If you figured the storms that wreaked havoc on California this month would signal the end to the state's historic drought, think again.
Storms this month dropped 11 inches of rain in some parts of the state and triggered mudslides in other areas, damaging many homes. The deluge helped bump up the state's largest reservoir from 26 percent to 31 percent of capacity and dumped 94 billion gallons - about a one-year supply for 540,000 families.
That sounds like a lot, but it's three orders of magnitude smaller than what California requires. A new analysis from NASA satellite data concluded that the state would need 11 trillion gallons of water to recover from its three-year dry spell.
That's roughly equivalent to filling up Lake Meade, the U.S.'s largest reservoir, one and a half times.
Though welcome, the rains are, pardon the pun, a drop in the bucket, according to Jay Famiglietti of NASA's Jet Propulsion Laboratory in Pasadena, who spoke this week at the American Geophysical Union meeting in San Francisco.

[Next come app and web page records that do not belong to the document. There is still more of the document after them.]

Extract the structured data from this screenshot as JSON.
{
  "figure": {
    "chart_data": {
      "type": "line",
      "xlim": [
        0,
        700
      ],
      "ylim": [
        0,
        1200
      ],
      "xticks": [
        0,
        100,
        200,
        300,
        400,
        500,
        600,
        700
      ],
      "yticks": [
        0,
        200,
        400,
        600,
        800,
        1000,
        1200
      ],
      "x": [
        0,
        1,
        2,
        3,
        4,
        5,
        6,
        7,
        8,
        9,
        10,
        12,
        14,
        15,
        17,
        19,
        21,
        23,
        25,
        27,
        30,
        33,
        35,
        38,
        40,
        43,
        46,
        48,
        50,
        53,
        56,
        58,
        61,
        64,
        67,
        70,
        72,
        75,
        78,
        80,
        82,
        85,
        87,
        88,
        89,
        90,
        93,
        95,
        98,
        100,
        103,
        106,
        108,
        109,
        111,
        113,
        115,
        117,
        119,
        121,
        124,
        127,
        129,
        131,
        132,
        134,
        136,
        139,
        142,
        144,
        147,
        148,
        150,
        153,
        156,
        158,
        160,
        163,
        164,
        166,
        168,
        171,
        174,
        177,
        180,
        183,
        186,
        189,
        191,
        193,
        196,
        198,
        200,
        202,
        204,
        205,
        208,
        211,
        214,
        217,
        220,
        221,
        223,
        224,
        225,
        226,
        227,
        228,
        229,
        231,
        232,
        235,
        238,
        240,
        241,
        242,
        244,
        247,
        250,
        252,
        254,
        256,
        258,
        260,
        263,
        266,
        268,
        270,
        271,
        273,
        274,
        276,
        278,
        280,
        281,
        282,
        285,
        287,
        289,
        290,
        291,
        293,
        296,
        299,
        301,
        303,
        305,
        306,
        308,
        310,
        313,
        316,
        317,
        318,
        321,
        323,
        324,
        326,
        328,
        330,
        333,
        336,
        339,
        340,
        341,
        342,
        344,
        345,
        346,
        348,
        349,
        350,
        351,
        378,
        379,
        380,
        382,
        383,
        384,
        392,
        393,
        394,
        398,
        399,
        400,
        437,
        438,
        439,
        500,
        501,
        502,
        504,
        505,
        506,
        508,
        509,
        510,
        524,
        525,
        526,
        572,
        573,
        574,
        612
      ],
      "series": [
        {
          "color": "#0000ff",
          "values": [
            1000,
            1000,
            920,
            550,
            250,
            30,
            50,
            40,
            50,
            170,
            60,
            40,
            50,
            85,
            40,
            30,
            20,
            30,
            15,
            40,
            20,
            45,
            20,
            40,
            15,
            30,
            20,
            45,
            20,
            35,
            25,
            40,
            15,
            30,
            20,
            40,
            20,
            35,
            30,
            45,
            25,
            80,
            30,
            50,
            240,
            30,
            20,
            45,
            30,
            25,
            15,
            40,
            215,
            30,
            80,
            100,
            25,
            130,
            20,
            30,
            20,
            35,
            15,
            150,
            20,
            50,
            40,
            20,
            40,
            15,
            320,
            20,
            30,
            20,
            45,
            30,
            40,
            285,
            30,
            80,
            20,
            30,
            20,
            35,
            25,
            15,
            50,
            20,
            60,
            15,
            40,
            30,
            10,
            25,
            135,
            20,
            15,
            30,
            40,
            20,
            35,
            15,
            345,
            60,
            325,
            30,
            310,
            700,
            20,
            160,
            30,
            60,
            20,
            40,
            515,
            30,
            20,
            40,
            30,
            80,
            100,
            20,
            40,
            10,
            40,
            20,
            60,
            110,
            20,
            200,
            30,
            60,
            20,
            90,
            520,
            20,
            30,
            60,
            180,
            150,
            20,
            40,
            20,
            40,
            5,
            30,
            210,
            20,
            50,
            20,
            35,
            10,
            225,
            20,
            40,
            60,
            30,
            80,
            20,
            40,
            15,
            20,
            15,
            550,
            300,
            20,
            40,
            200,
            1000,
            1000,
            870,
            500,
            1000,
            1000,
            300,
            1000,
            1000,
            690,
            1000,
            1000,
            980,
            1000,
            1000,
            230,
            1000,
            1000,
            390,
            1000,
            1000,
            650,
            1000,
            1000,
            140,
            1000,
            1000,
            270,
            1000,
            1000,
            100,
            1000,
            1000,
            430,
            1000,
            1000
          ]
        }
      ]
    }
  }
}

"We will need two or three winters of above average precipitation," Famiglietti told CBS News. "Every rain storm is like a deposit in a bank account but the size of the deficit is so big. We are going to need a lot of rain to accumulate that storage."
California has been in the grip of a drought that has drained lakes, stifled agriculture and even hit some turtle populations especially hard. As the drought worsened in the past year, scientists trying to forecast the impact, and policymakers hoping to dampen it, have often struggled with a lack of complete data on which to base their plans.
NASA is helping to change that.
Using data from NASA's Gravity Recovery and Climate Experiment (GRACE) satellites, NASA scientists were not only able to show what is needed but to determine for the first time how much water has been lost over the years.
"Spaceborne and airborne measurements of Earth's changing shape, surface height and gravity field now allow us to measure and analyze key features of droughts better than ever before, including determining precisely when they begin and end and what their magnitude is at any moment in time," Famiglietti said. "That's an incredible advance and something that would be impossible using only ground-based observations."
The Sacramento and San Joaquin river basins, in California's Central Valley, are considered the "water workhorses" of the state. The area is home to one of the most productive agricultural regions in the world, and also contains the Sierra Nevada mountain range, which provides crucial water when its snow melts in the spring.
Since 2011, Famiglietti said, they have seen a combined decreased in volume of four trillion gallons of water each year (15 cubic kilometers). That equates to more water than California's 38 million residents use domestically each year.
The new data reveal that about two-thirds of the loss is due to depletion of groundwater, which is a politically charged issue in California.
"There is basically no restriction on the groundwater use," Famiglietti said. "Farmers don't have access to water in reservoirs and water in rivers. They have to use groundwater," which is now known to be in short supply.
The state passed a landmark groundwater bill this year that among other things included management, monitoring and enforcement of water use.
But while it is welcomed, Famiglietti said the new law would not be a panacea in the short term.
"That will be years before that policy gets implemented and sustainability plans get written," he said. "You are talking about a couple of decades before you feel the impact."
In the meantime, as groundwater remains a precious commodity, another crucial source is also coming up short.
Data also released Tuesday by NASA's Airborne Snow Observatory indicates that snowpack in California's Sierra Nevada range - a key source of spring runoff - is only half of previous estimates.
"The 2014 snowpack was one of the three lowest on record and the worst since 1977, when California's population was half what it is now," said Airborne Snow Observatory principal investigator Tom Painter of JPL.
"Besides resulting in less snow water, the dramatic reduction in snow extent contributes to warming our climate by allowing the ground to absorb more sunlight. This reduces soil moisture, which makes it harder to get water from the snow into reservoirs once it does start snowing again."
Painter said the new data should remind water managers across the West to be conservative when factoring snow packs into their projections.
"We've always thought that, if you go to higher elevations, there is more snow," Painter said. "What we found is that assumption is quite wrong, at least in 2014. Going with that assumption could put us in a bad place because we would think there was more snowfall and water equivalent than there actually is."
The researchers were unable to say how long the current drought would last, although some studies have said it will definitely be a dry 2015 and that the state could be in for a 100-year dry period.